→ Work request
Write every line of the material again exactly, with no pictures in the copy.

→ Input records
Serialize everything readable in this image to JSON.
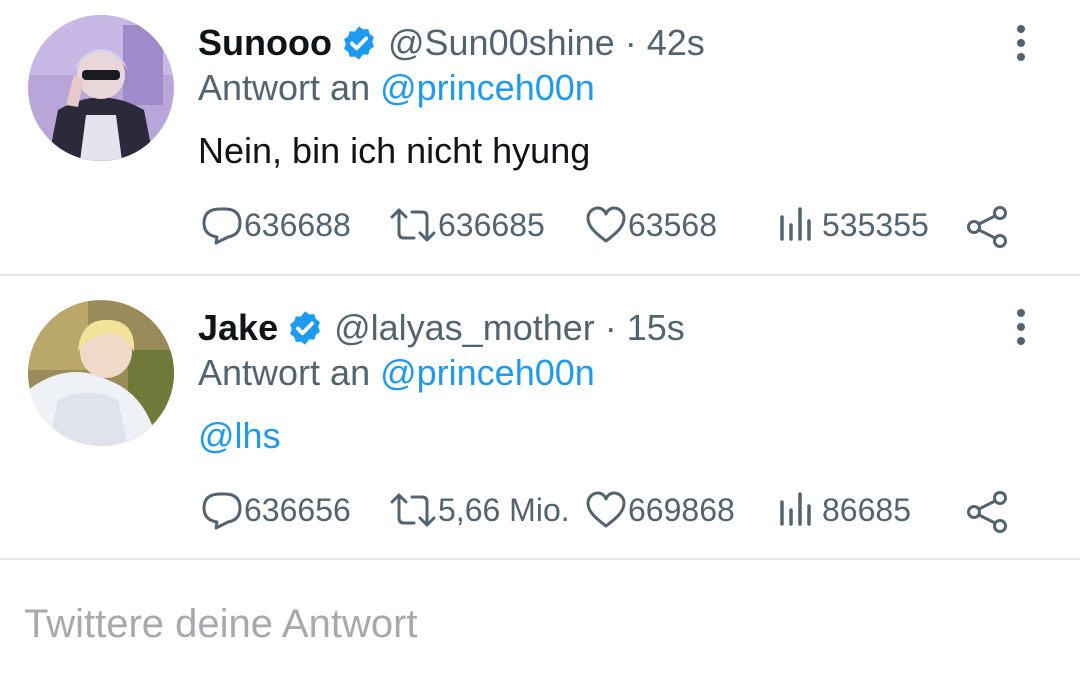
{
  "tweets": [
    {
      "name": "Sunooo",
      "handle": "@Sun00shine",
      "time": "42s",
      "reply_prefix": "Antwort an",
      "reply_mention": "@princeh00n",
      "text": "Nein, bin ich nicht hyung",
      "replies": "636688",
      "retweets": "636685",
      "likes": "63568",
      "views": "535355"
    },
    {
      "name": "Jake",
      "handle": "@lalyas_mother",
      "time": "15s",
      "reply_prefix": "Antwort an",
      "reply_mention": "@princeh00n",
      "text": "@lhs",
      "replies": "636656",
      "retweets": "5,66 Mio.",
      "likes": "669868",
      "views": "86685"
    }
  ],
  "separator": "·",
  "compose": {
    "placeholder": "Twittere deine Antwort"
  },
  "colors": {
    "accent": "#1d9bf0",
    "secondary_text": "#536471",
    "divider": "#e6e9eb"
  },
  "icons": [
    "verified-badge-icon",
    "more-vertical-icon",
    "reply-icon",
    "retweet-icon",
    "like-icon",
    "views-icon",
    "share-icon"
  ]
}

→ Task answer
Serialize everything readable in this image to JSON.
{
  "tweets": [
    {
      "name": "Sunooo",
      "handle": "@Sun00shine",
      "time": "42s",
      "reply_prefix": "Antwort an",
      "reply_mention": "@princeh00n",
      "text": "Nein, bin ich nicht hyung",
      "replies": "636688",
      "retweets": "636685",
      "likes": "63568",
      "views": "535355"
    },
    {
      "name": "Jake",
      "handle": "@lalyas_mother",
      "time": "15s",
      "reply_prefix": "Antwort an",
      "reply_mention": "@princeh00n",
      "text": "@lhs",
      "replies": "636656",
      "retweets": "5,66 Mio.",
      "likes": "669868",
      "views": "86685"
    }
  ],
  "separator": "·",
  "compose": {
    "placeholder": "Twittere deine Antwort"
  },
  "colors": {
    "accent": "#1d9bf0",
    "secondary_text": "#536471",
    "divider": "#e6e9eb"
  },
  "icons": [
    "verified-badge-icon",
    "more-vertical-icon",
    "reply-icon",
    "retweet-icon",
    "like-icon",
    "views-icon",
    "share-icon"
  ]
}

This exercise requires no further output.